‘Fastest i8 on the Nürburgring’ laps 3sec slower than a 2008 Renault Megane. Kind of
You are here
‘That’ is the future. Or at least, a step towards it. It’s a diesel-electric hybrid S-Class Mercedes.
See, a few months ago at the Geneva Motor Show, Mercedes-Benz’s boss of large cars, Dr Uwe Ernstberger, told TopGear.com that “a complete electric [S-Class] will be done in the future”. That goal is currently limited by battery technology.
Mercedes, therefore, wants to take it step by step, which is where this hybrid S comes in. Or the S300 Blue Tec Hybrid L, to give it its full name.
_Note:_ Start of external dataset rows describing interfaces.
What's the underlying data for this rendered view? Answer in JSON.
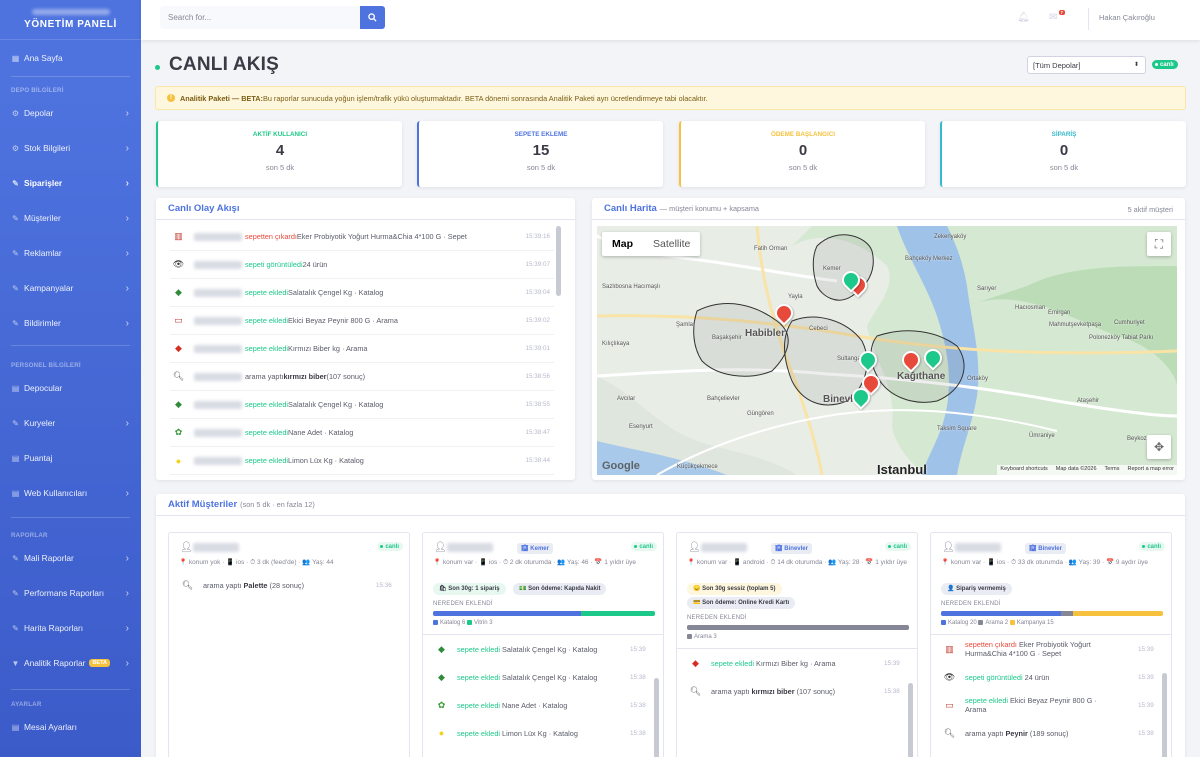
{
  "brand": {
    "title": "YÖNETİM PANELİ"
  },
  "nav": {
    "home": "Ana Sayfa",
    "sec_depo": "DEPO BİLGİLERİ",
    "depolar": "Depolar",
    "stok": "Stok Bilgileri",
    "siparisler": "Siparişler",
    "musteriler": "Müşteriler",
    "reklamlar": "Reklamlar",
    "kampanyalar": "Kampanyalar",
    "bildirimler": "Bildirimler",
    "sec_personel": "PERSONEL BİLGİLERİ",
    "depocular": "Depocular",
    "kuryeler": "Kuryeler",
    "puantaj": "Puantaj",
    "web": "Web Kullanıcıları",
    "sec_rapor": "RAPORLAR",
    "mali": "Mali Raporlar",
    "perf": "Performans Raporları",
    "harita": "Harita Raporları",
    "analitik": "Analitik Raporlar",
    "beta": "BETA",
    "sec_ayar": "AYARLAR",
    "mesai": "Mesai Ayarları"
  },
  "topbar": {
    "search_placeholder": "Search for...",
    "notif_count": "7",
    "user": "Hakan Çakıroğlu"
  },
  "page": {
    "title": "CANLI AKIŞ",
    "select": "[Tüm Depolar]",
    "live": "canlı"
  },
  "alert": {
    "bold": "Analitik Paketi — BETA:",
    "text": " Bu raporlar sunucuda yoğun işlem/trafik yükü oluşturmaktadır. BETA dönemi sonrasında Analitik Paketi ayrı ücretlendirmeye tabi olacaktır."
  },
  "kpis": [
    {
      "label": "AKTİF KULLANICI",
      "value": "4",
      "sub": "son 5 dk",
      "color": "#1cc88a"
    },
    {
      "label": "SEPETE EKLEME",
      "value": "15",
      "sub": "son 5 dk",
      "color": "#4e73df"
    },
    {
      "label": "ÖDEME BAŞLANGICI",
      "value": "0",
      "sub": "son 5 dk",
      "color": "#f6c23e"
    },
    {
      "label": "SİPARİŞ",
      "value": "0",
      "sub": "son 5 dk",
      "color": "#36b9cc"
    }
  ],
  "feed": {
    "title": "Canlı Olay Akışı",
    "events": [
      {
        "action": "sepetten çıkardı",
        "action_color": "red",
        "item": " Eker Probiyotik Yoğurt Hurma&Chia 4*100 G · Sepet",
        "time": "15:39:16",
        "icon": "yogurt"
      },
      {
        "action": "sepeti görüntüledi",
        "action_color": "green",
        "item": " 24 ürün",
        "time": "15:39:07",
        "icon": "eye"
      },
      {
        "action": "sepete ekledi",
        "action_color": "green",
        "item": " Salatalık Çengel Kg · Katalog",
        "time": "15:39:04",
        "icon": "cucumber"
      },
      {
        "action": "sepete ekledi",
        "action_color": "green",
        "item": " Ekici Beyaz Peynir 800 G · Arama",
        "time": "15:39:02",
        "icon": "cheese"
      },
      {
        "action": "sepete ekledi",
        "action_color": "green",
        "item": " Kırmızı Biber kg · Arama",
        "time": "15:39:01",
        "icon": "pepper"
      },
      {
        "action": "arama yaptı",
        "action_color": "plain",
        "item": " kırmızı biber",
        "item_bold": true,
        "suffix": " (107 sonuç)",
        "time": "15:38:56",
        "icon": "search"
      },
      {
        "action": "sepete ekledi",
        "action_color": "green",
        "item": " Salatalık Çengel Kg · Katalog",
        "time": "15:38:55",
        "icon": "cucumber"
      },
      {
        "action": "sepete ekledi",
        "action_color": "green",
        "item": " Nane Adet · Katalog",
        "time": "15:38:47",
        "icon": "mint"
      },
      {
        "action": "sepete ekledi",
        "action_color": "green",
        "item": " Limon Lüx Kg · Katalog",
        "time": "15:38:44",
        "icon": "lemon"
      }
    ]
  },
  "map": {
    "title": "Canlı Harita",
    "subtitle": "— müşteri konumu + kapsama",
    "count": "5 aktif müşteri",
    "tab_map": "Map",
    "tab_sat": "Satellite",
    "labels": [
      "Fatih Orman",
      "Kemer",
      "Bahçeköy Merkez",
      "Zekeriyaköy",
      "Sazlıbosna Hacımaşlı",
      "Yayla",
      "Habibler",
      "Cebeci",
      "Şamlar",
      "Başakşehir",
      "Hacıosman",
      "Emirgan",
      "Mahmutşevketpaşa",
      "Kağıthane",
      "Polonezköy Tabiat Parkı",
      "Binevler",
      "Esenyurt",
      "Istanbul",
      "Cumhuriyet",
      "Ümraniye",
      "Taksim Square",
      "Küçükçekmece",
      "Ataşehir",
      "Kılıçlıkaya",
      "Beykoz",
      "Bahçelievler",
      "Avcılar",
      "Sultangazi",
      "Güngören",
      "Sarıyer",
      "Ortaköy"
    ],
    "footer": [
      "Keyboard shortcuts",
      "Map data ©2026",
      "Terms",
      "Report a map error"
    ],
    "google": "Google"
  },
  "active": {
    "title": "Aktif Müşteriler",
    "subtitle": "(son 5 dk · en fazla 12)",
    "customers": [
      {
        "chip": "",
        "meta": "📍 konum yok · 📱 ios · ⏱ 3 dk (feed'de) · 👥 Yaş: 44",
        "pills": [],
        "from": "",
        "legend": [],
        "bar": [],
        "events": [
          {
            "action": "arama yaptı",
            "color": "plain",
            "item": " Palette",
            "bold": true,
            "suffix": " (28 sonuç)",
            "time": "15:36",
            "icon": "search"
          }
        ]
      },
      {
        "chip": "Kemer",
        "meta": "📍 konum var · 📱 ios · ⏱ 2 dk oturumda · 👥 Yaş: 46 · 📅 1 yıldır üye",
        "pills": [
          {
            "text": "🛍 Son 30g: 1 sipariş",
            "bg": "#e7f8f1"
          },
          {
            "text": "💵 Son ödeme: Kapıda Nakit",
            "bg": "#eaecf4"
          }
        ],
        "from": "NEREDEN EKLENDİ",
        "legend": [
          {
            "name": "Katalog 6",
            "color": "#4e73df"
          },
          {
            "name": "Vitrin 3",
            "color": "#1cc88a"
          }
        ],
        "bar": [
          {
            "frac": 0.667,
            "color": "#4e73df"
          },
          {
            "frac": 0.333,
            "color": "#1cc88a"
          }
        ],
        "events": [
          {
            "action": "sepete ekledi",
            "color": "green",
            "item": " Salatalık Çengel Kg · Katalog",
            "time": "15:39",
            "icon": "cucumber"
          },
          {
            "action": "sepete ekledi",
            "color": "green",
            "item": " Salatalık Çengel Kg · Katalog",
            "time": "15:38",
            "icon": "cucumber"
          },
          {
            "action": "sepete ekledi",
            "color": "green",
            "item": " Nane Adet · Katalog",
            "time": "15:38",
            "icon": "mint"
          },
          {
            "action": "sepete ekledi",
            "color": "green",
            "item": " Limon Lüx Kg · Katalog",
            "time": "15:38",
            "icon": "lemon"
          }
        ]
      },
      {
        "chip": "Binevler",
        "meta": "📍 konum var · 📱 android · ⏱ 14 dk oturumda · 👥 Yaş: 28 · 📅 1 yıldır üye",
        "pills": [
          {
            "text": "😞 Son 30g sessiz (toplam 5)",
            "bg": "#fef7dd"
          },
          {
            "text": "💳 Son ödeme: Online Kredi Kartı",
            "bg": "#eaecf4"
          }
        ],
        "from": "NEREDEN EKLENDİ",
        "legend": [
          {
            "name": "Arama 3",
            "color": "#858796"
          }
        ],
        "bar": [
          {
            "frac": 1,
            "color": "#858796"
          }
        ],
        "events": [
          {
            "action": "sepete ekledi",
            "color": "green",
            "item": " Kırmızı Biber kg · Arama",
            "time": "15:39",
            "icon": "pepper"
          },
          {
            "action": "arama yaptı",
            "color": "plain",
            "item": " kırmızı biber",
            "bold": true,
            "suffix": " (107 sonuç)",
            "time": "15:38",
            "icon": "search"
          }
        ]
      },
      {
        "chip": "Binevler",
        "meta": "📍 konum var · 📱 ios · ⏱ 33 dk oturumda · 👥 Yaş: 39 · 📅 9 aydır üye",
        "pills": [
          {
            "text": "👤 Sipariş vermemiş",
            "bg": "#eaecf4"
          }
        ],
        "from": "NEREDEN EKLENDİ",
        "legend": [
          {
            "name": "Katalog 20",
            "color": "#4e73df"
          },
          {
            "name": "Arama 2",
            "color": "#858796"
          },
          {
            "name": "Kampanya 15",
            "color": "#f6c23e"
          }
        ],
        "bar": [
          {
            "frac": 0.54,
            "color": "#4e73df"
          },
          {
            "frac": 0.054,
            "color": "#858796"
          },
          {
            "frac": 0.406,
            "color": "#f6c23e"
          }
        ],
        "events": [
          {
            "action": "sepetten çıkardı",
            "color": "red",
            "item": " Eker Probiyotik Yoğurt Hurma&Chia 4*100 G · Sepet",
            "time": "15:39",
            "icon": "yogurt"
          },
          {
            "action": "sepeti görüntüledi",
            "color": "green",
            "item": " 24 ürün",
            "time": "15:39",
            "icon": "eye"
          },
          {
            "action": "sepete ekledi",
            "color": "green",
            "item": " Ekici Beyaz Peynir 800 G · Arama",
            "time": "15:39",
            "icon": "cheese"
          },
          {
            "action": "arama yaptı",
            "color": "plain",
            "item": " Peynir",
            "bold": true,
            "suffix": " (189 sonuç)",
            "time": "15:38",
            "icon": "search"
          }
        ]
      }
    ]
  }
}
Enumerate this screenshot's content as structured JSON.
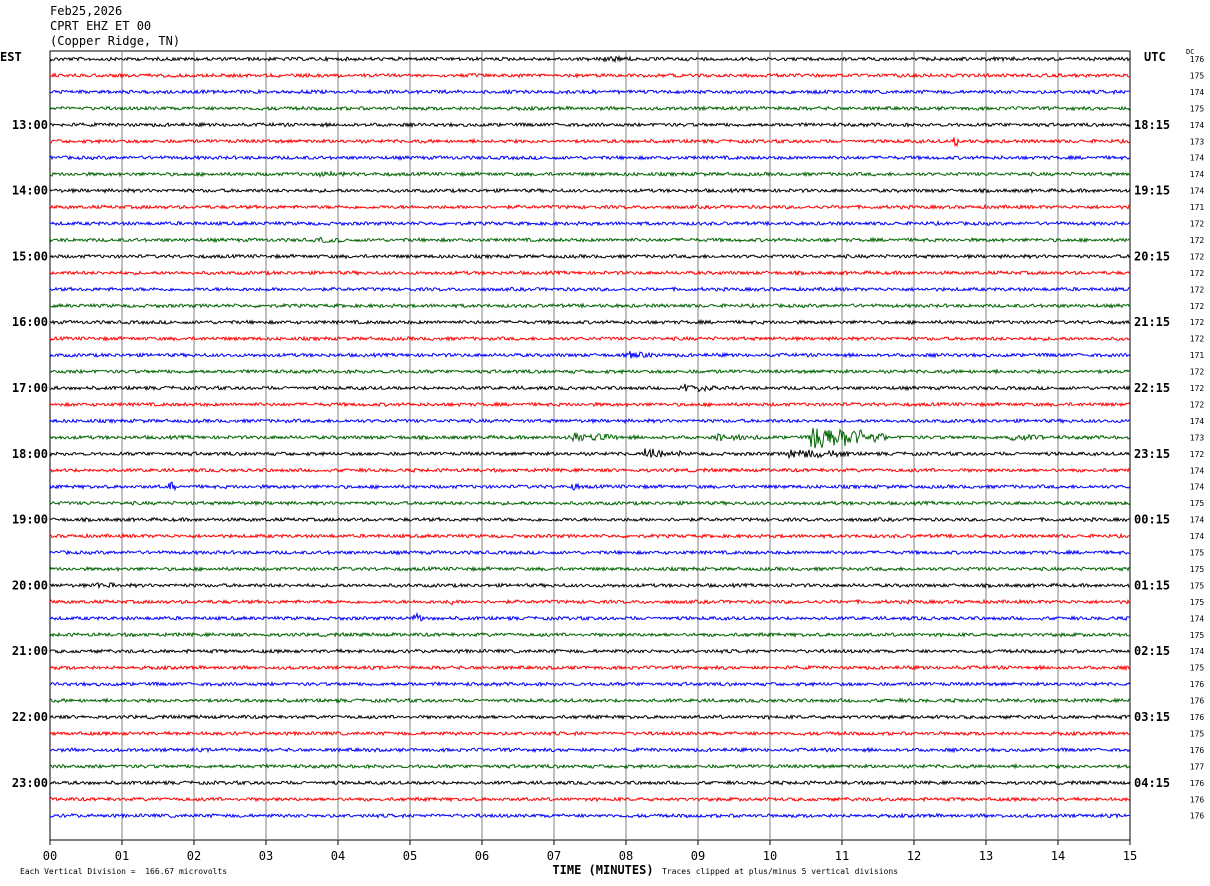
{
  "header": {
    "date": "Feb25,2026",
    "channel": "CPRT EHZ ET 00",
    "location": "(Copper Ridge, TN)"
  },
  "left_zone": "EST",
  "right_zone": "UTC",
  "dc_label": "DC",
  "chart_data": {
    "type": "line",
    "subtype": "helicorder",
    "xlabel": "TIME (MINUTES)",
    "xlim": [
      0,
      15
    ],
    "x_ticks": [
      "00",
      "01",
      "02",
      "03",
      "04",
      "05",
      "06",
      "07",
      "08",
      "09",
      "10",
      "11",
      "12",
      "13",
      "14",
      "15"
    ],
    "grid": true,
    "trace_colors": [
      "#000000",
      "#ff0000",
      "#0000ff",
      "#006400"
    ],
    "left_hour_labels": [
      "13:00",
      "14:00",
      "15:00",
      "16:00",
      "17:00",
      "18:00",
      "19:00",
      "20:00",
      "21:00",
      "22:00",
      "23:00"
    ],
    "right_hour_labels": [
      "18:15",
      "19:15",
      "20:15",
      "21:15",
      "22:15",
      "23:15",
      "00:15",
      "01:15",
      "02:15",
      "03:15",
      "04:15"
    ],
    "label_first_row": 4,
    "label_row_step": 4,
    "dc_offsets": [
      "176",
      "175",
      "174",
      "175",
      "174",
      "173",
      "174",
      "174",
      "174",
      "171",
      "172",
      "172",
      "172",
      "172",
      "172",
      "172",
      "172",
      "172",
      "171",
      "172",
      "172",
      "172",
      "174",
      "173",
      "172",
      "174",
      "174",
      "175",
      "174",
      "174",
      "175",
      "175",
      "175",
      "175",
      "174",
      "175",
      "174",
      "175",
      "176",
      "176",
      "176",
      "175",
      "176",
      "177",
      "176",
      "176",
      "176"
    ],
    "events": [
      {
        "row": 0,
        "t": 7.7,
        "amp": 2.0,
        "dur": 0.4
      },
      {
        "row": 5,
        "t": 12.6,
        "amp": 4.0,
        "dur": 0.05
      },
      {
        "row": 7,
        "t": 3.8,
        "amp": 1.5,
        "dur": 0.3
      },
      {
        "row": 11,
        "t": 3.8,
        "amp": 1.5,
        "dur": 0.3
      },
      {
        "row": 18,
        "t": 8.1,
        "amp": 2.2,
        "dur": 0.3
      },
      {
        "row": 20,
        "t": 8.8,
        "amp": 3.5,
        "dur": 0.5
      },
      {
        "row": 23,
        "t": 7.3,
        "amp": 4.0,
        "dur": 0.6
      },
      {
        "row": 23,
        "t": 9.3,
        "amp": 3.0,
        "dur": 0.6
      },
      {
        "row": 23,
        "t": 10.6,
        "amp": 14.0,
        "dur": 1.0
      },
      {
        "row": 23,
        "t": 13.3,
        "amp": 2.0,
        "dur": 0.6
      },
      {
        "row": 24,
        "t": 8.3,
        "amp": 4.5,
        "dur": 0.5
      },
      {
        "row": 24,
        "t": 10.3,
        "amp": 4.0,
        "dur": 0.8
      },
      {
        "row": 26,
        "t": 1.7,
        "amp": 3.5,
        "dur": 0.05
      },
      {
        "row": 26,
        "t": 7.3,
        "amp": 3.0,
        "dur": 0.05
      },
      {
        "row": 32,
        "t": 0.7,
        "amp": 2.5,
        "dur": 0.2
      },
      {
        "row": 33,
        "t": 5.6,
        "amp": 3.0,
        "dur": 0.03
      },
      {
        "row": 34,
        "t": 5.1,
        "amp": 3.5,
        "dur": 0.1
      }
    ]
  },
  "footer": {
    "scale_note": "Each Vertical Division =  166.67 microvolts",
    "clip_note": "Traces clipped at plus/minus 5 vertical divisions"
  }
}
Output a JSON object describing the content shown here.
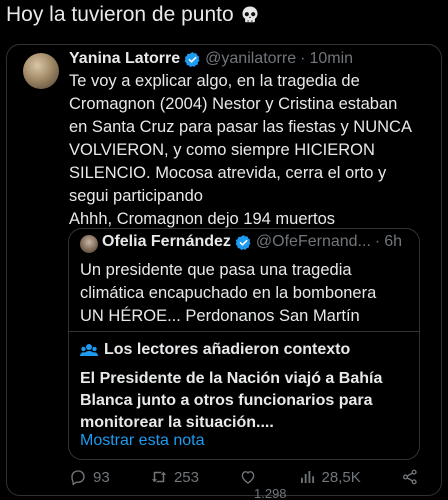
{
  "caption": {
    "text": "Hoy la tuvieron de punto"
  },
  "tweet": {
    "author_name": "Yanina Latorre",
    "handle": "@yanilatorre",
    "separator": "·",
    "time": "10min",
    "lines": [
      "Te voy a explicar algo, en la tragedia de",
      "Cromagnon (2004) Nestor y Cristina estaban",
      "en Santa Cruz para pasar las fiestas y NUNCA",
      "VOLVIERON, y como siempre HICIERON",
      "SILENCIO. Mocosa atrevida, cerra el orto y",
      "segui participando",
      "Ahhh, Cromagnon dejo 194 muertos"
    ]
  },
  "quote": {
    "author_name": "Ofelia Fernández",
    "handle": "@OfeFernand...",
    "separator": "·",
    "time": "6h",
    "lines": [
      "Un presidente que pasa una tragedia",
      "climática encapuchado en la bombonera",
      "UN HÉROE... Perdonanos San Martín"
    ]
  },
  "context": {
    "title": "Los lectores añadieron contexto",
    "lines": [
      "El Presidente de la Nación viajó a Bahía",
      "Blanca junto a otros funcionarios para",
      "monitorear la situación...."
    ],
    "link": "Mostrar esta nota"
  },
  "actions": {
    "replies": "93",
    "retweets": "253",
    "likes": "1.298",
    "views": "28,5K"
  },
  "colors": {
    "background": "#000000",
    "text": "#e7e9ea",
    "muted": "#71767b",
    "border": "#2f3336",
    "link": "#1d9bf0"
  }
}
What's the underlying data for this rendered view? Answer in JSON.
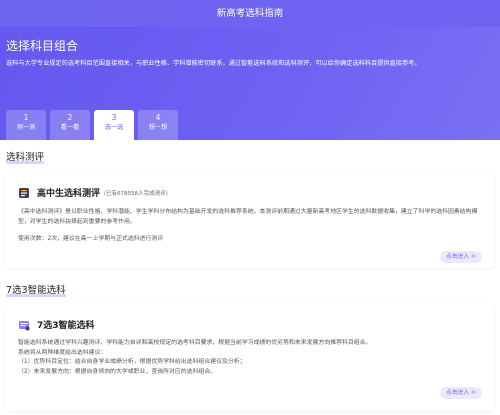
{
  "header": {
    "title": "新高考选科指南"
  },
  "hero": {
    "title": "选择科目组合",
    "description": "选科与大学专业规定的选考科目范围直接相关，与职业性格、学科潜能密切联系，通过智能选科系统和选科测评，可以给你确定选科科目提供直接参考。"
  },
  "tabs": [
    {
      "num": "1",
      "label": "测一测",
      "active": false
    },
    {
      "num": "2",
      "label": "看一看",
      "active": false
    },
    {
      "num": "3",
      "label": "选一选",
      "active": true
    },
    {
      "num": "4",
      "label": "想一想",
      "active": false
    }
  ],
  "section1": {
    "title": "选科测评",
    "card": {
      "name": "高中生选科测评",
      "note": "(已有678558人完成测评)",
      "desc": "《高中选科测评》是以职业性格、学科潜能、学生学科分布结构为基础开发的选科推荐系统。本测评前期通过大量新高考地区学生的选科数据收集，建立了科学的选科因素结构模型，对学生的选科抉择起到重要的参考作用。",
      "usage": "使用次数：2次，建议在高一上学期与正式选科进行测评",
      "button": "点击进入 >"
    }
  },
  "section2": {
    "title": "7选3智能选科",
    "card": {
      "name": "7选3智能选科",
      "lines": [
        "智能选科系统通过学科兴趣测评、学科能力自评和高校规定的选考科目要求，根据当前学习成绩的优劣势和未来发展方向推荐科目组合。",
        "系统将从两种维度给出选科建议：",
        "（1）优势科目定位：结合自身学业成绩分析，根据优势学科给出选科组合建议及分析；",
        "（2）未来发展方向：根据自身倾向的大学或职业，查询所对应的选科组合。"
      ],
      "button": "点击进入 >"
    }
  },
  "colors": {
    "accent": "#6d62f3",
    "icon_orange": "#f5a623",
    "icon_purple": "#8a7ff5"
  },
  "icons": {
    "card1": "test-icon",
    "card2": "smart-select-icon"
  }
}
It features the same drivetrain as the E300 Hybrid we tested a couple of years ago. Underneath there’s a 2.1-litre four-cylinder diesel engine, with a small electric motor sandwiched between engine and seven-speed gearbox, driving the rear wheels.
Wait, what? There’s a four-cylinder diesel in the biggest car Mercedes-Benz makes?
Before we get to the thorny issue of a four-pot diesel in the car upon which Mercedes-Benz’s reputation is built, perhaps some numbers would be more beneficial.
The diesel engine produces 201bhp and 367lb ft of torque, while the little electric motor adds another 27bhp and 192lb ft of torque. And in a car weighing 2035kg, it’s nothing short of a miracle that the S300 can accelerate from 0-62mph in just 7.6 seconds and cruise to an electronically limited top speed of 155mph.
I’m frothing with blind rage at the very thought of this car. Calm me down with some economy and efficiency numbers.
Here’s the witchcraft: this big, luxurious Mercedes barge will emit just 120g/km of CO2 and a claimed 61.4mpg, making it the most frugal and environmentally friendly S-Class Merc currently builds.
It is. For such a large car to cost only £30 a year in road tax, and offer a claimed range of 944 miles is, frankly, incredible by any measure. The reality is, of course, a bit less fantastic: during our test run - taking in a healthy mix of motorway and town routes - we only managed 44.1mpg. Which is still hardly shabby.
That’s superb. But do S-Class buyers really care about fuel economy and emissions?
Perhaps not, but focusing for the moment just on the mechanics of the thing, it’s mightily impressive, if not quite as unstressed as we’d hoped. That four-cylinder diesel engine is the weak point here; it’s too gruff and loud for something that cossets and cocoons you as an S-Class.
That’s not to say it’s ear-splittingly intrusive. It’s just that it should have been quieter, because you’re in an S-Class. If the battery has charge, the S300 will glide off on electric power alone up to around 10mph before the engine kicks in, at which point you’ll hear it. There’s good isolation from the vibration of the four-pot, but you can still hear it. And under hard acceleration, the engine makes its presence felt just a little too much for a car that prides itself on huge comfort and magnificent refinement.
The S300 will seamlessly transition between engine and electric motor neatly, though - much quicker than the earlier E300 Hybrid we tested - and automatically turn off the engine when you’re coasting, running on battery juice alone. It’s a neat trick.
Pace is never an issue - you’re never going to be drag racing an S-Class anyway - and it’s got good shove up and down the range. It feels punchy rather than thunderous, but in day-to-day situations you’re never left wanting. The usual S-Class handling nuances - light steering, benchmark ride comfort - are all present and correct too. It’s a fabulous thing to waft around in.
So what should I do? The figures are impressive, but the world will know I’ve bought Merc’s biggest car with one of its smallest, noisiest engines.
That’s the key. There’s also the price of the thing. This car weighs in at £72k (our test car tipped the scales at over £100k with options!), while the S350 V6 diesel - faster, more powerful, more torque, around 50mpg if you’re careful - starts at £62k, or £66k for the long wheelbase version (which is the only wheelbase available for the S300). There’s nothing hugely wrong with this S300, and it’s a fine effort. We just wish the engine was more refined. And a V8.